America's most prominent, scrappiest atheist, Madalyn Murray O'Hair, says many people who share her belief keep it secret to avoid the blasts.
She taunts them to come "out of the closet."
Assorted governors, mayors, senators and entertainers "have confided in me that they are atheists," she says. "One day I'm going to sit down and name them. Their hair is just going to curl."
Ms. O'Hair, who 30 years ago mounted the lawsuit that got Bible reading and group prayer banned in the public schools, said she hasn't toned down her battle against religion, adding:
"I attack the Old Testament. I attack the New Testament. I attack religious ideology. Religion has done more harm than any other idea in history. It's the major enemy of mankind."
A large, white-haired woman of 72, Ms. O'Hair appeared on the Phil Donahue show a few weeks ago. It was like a reunion of old sparring partners _ the 25th anniversary of her first appearance on his first show in 1967.
"Rockets went off," he said. "Boy, oh boy, did you light up the switchboard." Donahue has had her a dozen times since then.
"I'm still feisty," she said. The sparks still crackled. She's "full of the devil" and may go to hell, a telephone caller said. A smiling Ms. O'Hair shook her head incredulously.
"This is just exactly typical, that a Christian who is committed will rave on like this," she said.
When an audience member, Robert Stamper of Rensselaer, Ind., protested that true Christians don't hate her "no matter what you say. I don't hate you. I don't even know you. Jesus Christ loves you."
She remarked, "That's insulting. I would never say to you that I love you."
Stamper asked why there were no atheist hospitals or atheist food programs for the hungry or other help as given by churches, adding, "The Lord Jesus Christ has touched and saved tens of millions of people across this whole world."
"Saved them from what?" she asked.
"Death," he said.
"Oh, come on!"
She said religion "costs us at least a trillion dollars a year" by its tax exemptions and "billions" by allowing income tax deductions for religious contributions."
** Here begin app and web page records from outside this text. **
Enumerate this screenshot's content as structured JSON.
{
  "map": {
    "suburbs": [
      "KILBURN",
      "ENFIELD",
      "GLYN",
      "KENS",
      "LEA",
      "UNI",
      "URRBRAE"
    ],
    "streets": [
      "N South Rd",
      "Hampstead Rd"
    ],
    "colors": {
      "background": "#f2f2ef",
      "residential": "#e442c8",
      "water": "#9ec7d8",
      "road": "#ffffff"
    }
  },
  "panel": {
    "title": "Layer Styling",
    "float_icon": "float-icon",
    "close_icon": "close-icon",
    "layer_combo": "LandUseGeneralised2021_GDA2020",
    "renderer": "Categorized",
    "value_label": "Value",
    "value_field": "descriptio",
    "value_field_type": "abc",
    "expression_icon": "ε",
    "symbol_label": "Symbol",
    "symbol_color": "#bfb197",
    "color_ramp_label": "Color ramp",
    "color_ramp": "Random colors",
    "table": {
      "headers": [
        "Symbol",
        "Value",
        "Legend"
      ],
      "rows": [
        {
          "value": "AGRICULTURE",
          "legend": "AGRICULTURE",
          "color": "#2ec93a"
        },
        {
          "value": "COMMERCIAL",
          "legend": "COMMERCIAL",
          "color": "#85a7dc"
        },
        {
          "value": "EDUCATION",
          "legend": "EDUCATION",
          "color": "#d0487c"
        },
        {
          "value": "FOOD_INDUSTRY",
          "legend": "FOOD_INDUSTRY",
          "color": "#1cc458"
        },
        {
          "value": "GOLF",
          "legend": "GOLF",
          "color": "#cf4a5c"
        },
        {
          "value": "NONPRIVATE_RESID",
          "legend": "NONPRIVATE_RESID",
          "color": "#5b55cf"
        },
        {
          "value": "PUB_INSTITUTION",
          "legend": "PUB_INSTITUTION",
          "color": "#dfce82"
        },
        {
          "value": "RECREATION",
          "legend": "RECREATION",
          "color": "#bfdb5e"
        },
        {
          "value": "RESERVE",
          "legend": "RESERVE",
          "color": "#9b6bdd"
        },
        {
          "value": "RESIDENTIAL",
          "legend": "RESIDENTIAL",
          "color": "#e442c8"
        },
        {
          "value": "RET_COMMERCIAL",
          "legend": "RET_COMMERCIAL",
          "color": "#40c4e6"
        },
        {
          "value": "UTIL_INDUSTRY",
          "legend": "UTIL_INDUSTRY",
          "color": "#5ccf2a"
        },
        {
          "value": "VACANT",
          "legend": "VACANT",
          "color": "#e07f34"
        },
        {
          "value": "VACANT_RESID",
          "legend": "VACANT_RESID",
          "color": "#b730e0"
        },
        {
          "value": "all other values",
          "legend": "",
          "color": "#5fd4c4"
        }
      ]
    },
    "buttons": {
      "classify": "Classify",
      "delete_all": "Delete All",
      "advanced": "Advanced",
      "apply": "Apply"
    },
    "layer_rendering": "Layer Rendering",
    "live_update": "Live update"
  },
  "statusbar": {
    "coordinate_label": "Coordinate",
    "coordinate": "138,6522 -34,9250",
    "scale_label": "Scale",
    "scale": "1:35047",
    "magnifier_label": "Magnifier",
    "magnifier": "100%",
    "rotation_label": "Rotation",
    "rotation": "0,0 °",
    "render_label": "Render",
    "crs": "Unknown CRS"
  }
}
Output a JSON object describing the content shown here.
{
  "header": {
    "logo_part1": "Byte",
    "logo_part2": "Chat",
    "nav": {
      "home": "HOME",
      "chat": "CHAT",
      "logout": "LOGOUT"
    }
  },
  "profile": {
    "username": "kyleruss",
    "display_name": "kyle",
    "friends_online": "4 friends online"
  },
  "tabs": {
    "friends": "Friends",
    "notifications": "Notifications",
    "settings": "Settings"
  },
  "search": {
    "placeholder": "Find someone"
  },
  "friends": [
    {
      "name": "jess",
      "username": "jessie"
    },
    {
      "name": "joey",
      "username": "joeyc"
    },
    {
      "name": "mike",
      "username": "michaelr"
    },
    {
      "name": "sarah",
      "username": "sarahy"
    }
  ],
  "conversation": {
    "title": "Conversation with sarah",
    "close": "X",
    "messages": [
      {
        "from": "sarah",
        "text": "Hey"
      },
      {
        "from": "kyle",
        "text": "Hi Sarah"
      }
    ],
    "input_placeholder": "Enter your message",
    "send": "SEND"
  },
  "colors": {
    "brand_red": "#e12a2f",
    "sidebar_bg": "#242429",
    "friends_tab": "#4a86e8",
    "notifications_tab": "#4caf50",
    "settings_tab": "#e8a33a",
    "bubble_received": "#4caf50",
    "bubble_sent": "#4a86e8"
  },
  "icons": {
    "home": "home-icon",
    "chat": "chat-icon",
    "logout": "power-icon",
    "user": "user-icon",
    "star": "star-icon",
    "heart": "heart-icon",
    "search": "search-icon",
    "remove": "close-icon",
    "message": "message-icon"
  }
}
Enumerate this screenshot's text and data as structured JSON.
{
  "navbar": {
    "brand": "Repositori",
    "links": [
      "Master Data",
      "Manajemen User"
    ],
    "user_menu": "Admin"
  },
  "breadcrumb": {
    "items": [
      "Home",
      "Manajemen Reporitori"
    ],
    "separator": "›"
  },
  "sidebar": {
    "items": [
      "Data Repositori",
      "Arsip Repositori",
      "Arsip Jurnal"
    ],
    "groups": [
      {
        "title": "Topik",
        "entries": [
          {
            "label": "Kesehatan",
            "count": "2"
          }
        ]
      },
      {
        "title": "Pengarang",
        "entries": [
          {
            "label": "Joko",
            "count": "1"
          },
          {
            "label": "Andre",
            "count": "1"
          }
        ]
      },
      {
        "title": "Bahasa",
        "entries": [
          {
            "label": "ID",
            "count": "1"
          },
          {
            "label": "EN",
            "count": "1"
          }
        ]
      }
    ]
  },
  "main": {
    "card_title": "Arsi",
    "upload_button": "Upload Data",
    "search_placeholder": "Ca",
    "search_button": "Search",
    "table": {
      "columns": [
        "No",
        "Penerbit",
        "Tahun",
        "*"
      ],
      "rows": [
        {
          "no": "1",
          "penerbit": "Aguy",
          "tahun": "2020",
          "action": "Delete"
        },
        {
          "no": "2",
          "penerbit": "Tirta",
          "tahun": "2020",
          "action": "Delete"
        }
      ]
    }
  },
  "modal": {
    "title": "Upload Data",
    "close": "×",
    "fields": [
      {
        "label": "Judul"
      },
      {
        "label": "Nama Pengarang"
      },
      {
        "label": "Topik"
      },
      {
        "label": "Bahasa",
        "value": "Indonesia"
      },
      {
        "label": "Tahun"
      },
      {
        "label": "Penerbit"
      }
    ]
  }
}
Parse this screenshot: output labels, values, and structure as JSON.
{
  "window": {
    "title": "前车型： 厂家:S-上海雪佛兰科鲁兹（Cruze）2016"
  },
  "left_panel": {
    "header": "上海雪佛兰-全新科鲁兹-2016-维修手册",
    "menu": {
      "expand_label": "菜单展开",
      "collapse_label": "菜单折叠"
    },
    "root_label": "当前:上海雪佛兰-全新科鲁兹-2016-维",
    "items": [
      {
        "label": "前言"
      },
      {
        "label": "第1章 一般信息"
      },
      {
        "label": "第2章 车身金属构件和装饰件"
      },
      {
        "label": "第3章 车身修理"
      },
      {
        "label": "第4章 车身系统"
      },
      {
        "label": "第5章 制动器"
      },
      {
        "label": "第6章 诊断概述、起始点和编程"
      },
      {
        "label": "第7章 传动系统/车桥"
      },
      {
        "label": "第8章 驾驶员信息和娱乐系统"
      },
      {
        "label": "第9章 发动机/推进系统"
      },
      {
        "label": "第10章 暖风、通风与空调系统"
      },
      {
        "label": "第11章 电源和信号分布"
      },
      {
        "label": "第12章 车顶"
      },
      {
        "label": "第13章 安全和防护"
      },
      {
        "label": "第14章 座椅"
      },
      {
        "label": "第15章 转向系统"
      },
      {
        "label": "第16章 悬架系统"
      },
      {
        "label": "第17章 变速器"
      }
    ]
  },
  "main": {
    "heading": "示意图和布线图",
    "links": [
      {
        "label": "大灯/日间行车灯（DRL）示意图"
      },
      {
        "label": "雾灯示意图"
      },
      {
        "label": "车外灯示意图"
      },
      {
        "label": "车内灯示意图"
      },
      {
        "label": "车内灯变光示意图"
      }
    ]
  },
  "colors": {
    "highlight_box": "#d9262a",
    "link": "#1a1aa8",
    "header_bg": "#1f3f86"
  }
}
When Donahue, a Roman Catholic, remarked that he respected her, and not just for "theatrical reasons," but because "I think what you've done really strengthens religion," she said:
"Oh horrors. . . . Religion is the enemy."
Donahue commended her "very humble and honest" acknowledgement of not knowing how life began, but said to be consistent she also should acknowledge she doesn't know if there's a God _ the agnostic view.
"We're not going to find out about it by reading a book," she said, referring to the Bible, which she described as "scientifically useless."
Asked if atheism isn't a belief system _ faith in God's non-existence, just as religion is faith in God's existence, she said, "You don't have to prove a negative."